EDMONTON – Alberta’s Opposition Wildrose party will move its fast-tracked leadership race into high gear this weekend with candidate speeches in Edmonton.
With Premier Jim Prentice appearing to lay the groundwork for a spring election, the Wildrose party has scrapped its plan to have its leadership vote on June 6 and has instead moved it up to late March.
“The membership seems to be quite confident in the quality of candidates that we have,” party president Jeff Callaway said Monday.
“The political advice we’ve received … is that it would be much more preferable for us to head into an election with a permanent leader in place.”
Callaway said four candidates have filed application papers to become the leader.
They are current Wildrose member Drew Barnes, former Conservative MP Brian Jean, former Strathcona County mayor Linda Osinchuk and Derek Fildebrandt, former spokesman with the Canadian Taxpayers Federation.
Only Osinchuk has formally declared her candidacy.
The four spoke to party rank and file behind closed doors at a meeting last weekend in Calgary, but Callaway said they may now try to reach a wider audience by opening up Saturday’s speeches to the media.
“Things are moving fast in this province, so we have to adapt,” he said in an interview.
Current interim leader Heather Forsyth is not running for re-election.
Callaway said the party executive expects to soon confirm March 28 as the date to elect a new leader and then nail down logistics – whether it will be phone voting, mail-in ballots or a combination.
There will still be a $20,000 non-refundable entry fee and each candidate must have endorsement signatures from 250 party members.
Voters will use a preferential ballot to rank the candidates, but it will only be put into play if no one gets a clear majority. The Wildrose leadership race is one example of the pell-mell scrambling by all parties to get candidates in place for an election.

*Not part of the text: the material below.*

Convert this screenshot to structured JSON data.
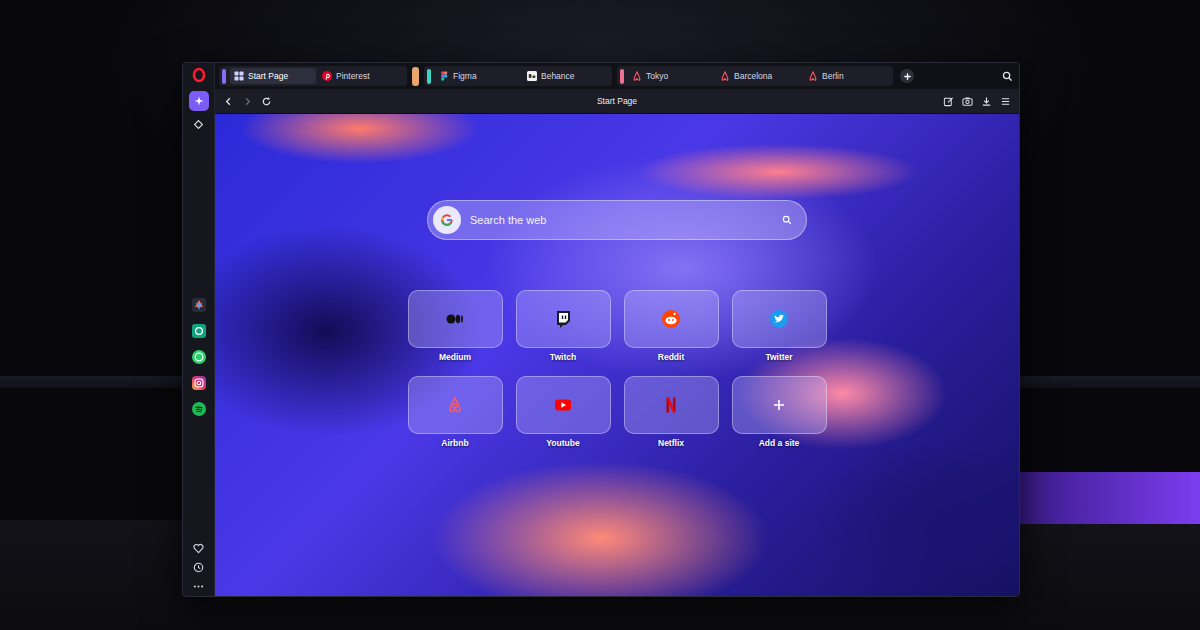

Prentice has not promised to call one, but has said he needs a mandate from Albertans to revamp the provincial economy in light of collapsing oil prices.
Alberta’s next general election isn’t necessary until the spring of 2016, but the law gives the government latitude to go to the polls in extraordinary circumstances.
The Tories have 46 candidates in place in the province’s 87 constituencies compared with 25 for the Wildrose.
The Tories have nomination meetings scheduled to run as late as March 28. Eleven nomination dates have yet to be set.
Five of those unannounced nomination battles involve some of the 11 Wildrose caucus members, including former leader Danielle Smith, who crossed the floor to join the Tories late last year.
© 2015 The Canadian Press